D’Silva has tried to find the origin of the dish. But like many Singaporean dishes, it goes so far back that nobody knows where it started.
This Easter, D’Silva is making beef murtabak at Restaurant Kin to celebrate Singapore’s heritage.
“Singapore is a lot more than chili crab and chicken rice. It’s a lot, lot more than that,” D’Silva said. “If you have an opportunity to go to a restaurant that serves Singapore’s heritage cuisine, go, because it’s mind-blowing: the flavor, the ingredients.

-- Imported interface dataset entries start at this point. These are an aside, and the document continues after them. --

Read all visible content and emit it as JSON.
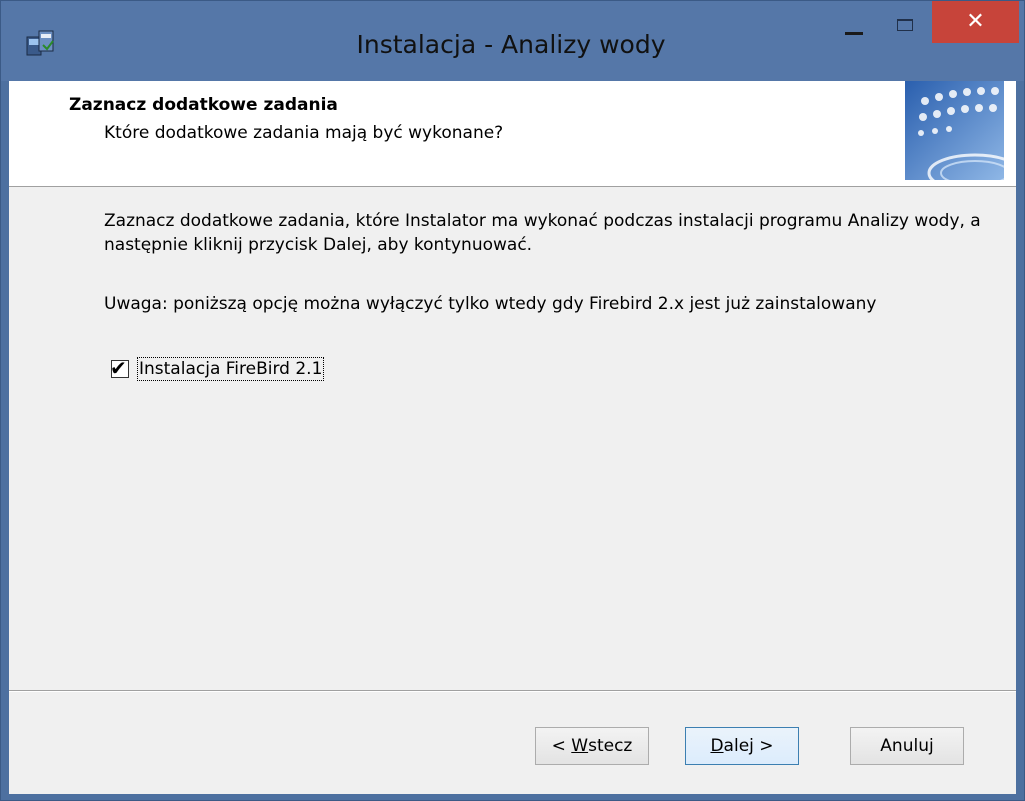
{
  "window": {
    "title": "Instalacja - Analizy wody",
    "close_glyph": "✕"
  },
  "header": {
    "title": "Zaznacz dodatkowe zadania",
    "subtitle": "Które dodatkowe zadania mają być wykonane?"
  },
  "body": {
    "description": "Zaznacz dodatkowe zadania, które Instalator ma wykonać podczas instalacji programu Analizy wody, a następnie kliknij przycisk Dalej, aby kontynuować.",
    "note": "Uwaga: poniższą opcję można wyłączyć tylko wtedy gdy Firebird 2.x jest już zainstalowany",
    "task": {
      "label": "Instalacja FireBird 2.1",
      "checked": true
    }
  },
  "buttons": {
    "back_prefix": "< ",
    "back_mnemonic": "W",
    "back_rest": "stecz",
    "next_mnemonic": "D",
    "next_rest": "alej >",
    "cancel": "Anuluj"
  },
  "colors": {
    "title_bar": "#5577a8",
    "close_button": "#c7443a",
    "dialog_bg": "#f0f0f0"
  },
  "icons": {
    "app": "installer-icon",
    "check": "checkmark-icon"
  }
}
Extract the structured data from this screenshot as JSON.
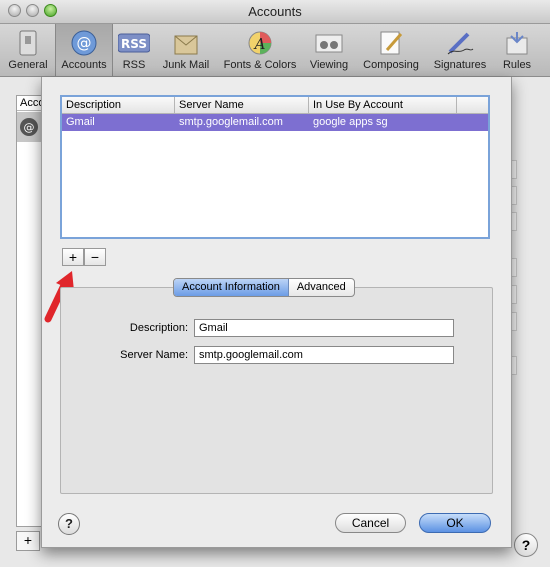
{
  "window": {
    "title": "Accounts"
  },
  "toolbar": {
    "items": [
      {
        "label": "General",
        "icon": "general-switch-icon"
      },
      {
        "label": "Accounts",
        "icon": "at-sign-icon",
        "active": true
      },
      {
        "label": "RSS",
        "icon": "rss-icon"
      },
      {
        "label": "Junk Mail",
        "icon": "junk-mail-icon"
      },
      {
        "label": "Fonts & Colors",
        "icon": "fonts-colors-icon"
      },
      {
        "label": "Viewing",
        "icon": "viewing-icon"
      },
      {
        "label": "Composing",
        "icon": "composing-icon"
      },
      {
        "label": "Signatures",
        "icon": "signatures-icon"
      },
      {
        "label": "Rules",
        "icon": "rules-icon"
      }
    ]
  },
  "background": {
    "accounts_header": "Accou",
    "add_label": "+",
    "help_label": "?"
  },
  "smtp_sheet": {
    "columns": [
      "Description",
      "Server Name",
      "In Use By Account"
    ],
    "rows": [
      {
        "description": "Gmail",
        "server": "smtp.googlemail.com",
        "account": "google apps sg"
      }
    ],
    "add_label": "+",
    "remove_label": "−",
    "tabs": {
      "account_information": "Account Information",
      "advanced": "Advanced",
      "selected": "Account Information"
    },
    "fields": {
      "description_label": "Description:",
      "description_value": "Gmail",
      "server_label": "Server Name:",
      "server_value": "smtp.googlemail.com"
    },
    "help_label": "?",
    "cancel_label": "Cancel",
    "ok_label": "OK"
  },
  "colors": {
    "selection": "#7d6fd1",
    "table_focus": "#7aa3d9",
    "arrow": "#e0262b"
  }
}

Everything about it.”
Nigeria: Jollof rice
Loud, large and plentiful — that’s how Lola Osinkolu, who’s behind the blog Chef Lola’s Kitchen, describes Easter in Nigeria.
Osinkolu, who was born and raised in Nigeria, said after church Easter Sunday morning, her family would go home and start cooking.
“We cook, cook and cook. We would cook for hours.”
The dish that was the star of show: Nigerian jollof rice.
Osinkolu compares the tomato-based rice dish — which likely originated in Senegal and spread to West African countries — to jambalaya. It’s a party staple in Nigeria.
“It’s spicy and delicious,” she said.
Jollof contains long-grain rice and Nigerian-style curry powder for seasoning, and there are many ways to cook the dish that involve endless permutations of meat, spices, chiles, onions and vegetables.
Osinkolu’s recipe, called The Party Style With Beef, comes from her mom. But Osinkolu added her own secret step: roasting the bell peppers, tomatoes, onion and garlic.
“At home, whenever we are having parties, we don’t cook our jollof rice on the stovetop. We use open fire, so the jollof rice has a smoky taste, which makes it more delicious,” Osinkolu said. “So, I roast the bell peppers to achieve a similar, or very close, taste. It makes a lot of difference.”
This year, Osinkolu’s Easter version will include goat meat and chicken. Her jollof is so popular that she now knows to always make extra for her guests to take home.
“I get the same comment over and over about how delicious it is,” she said.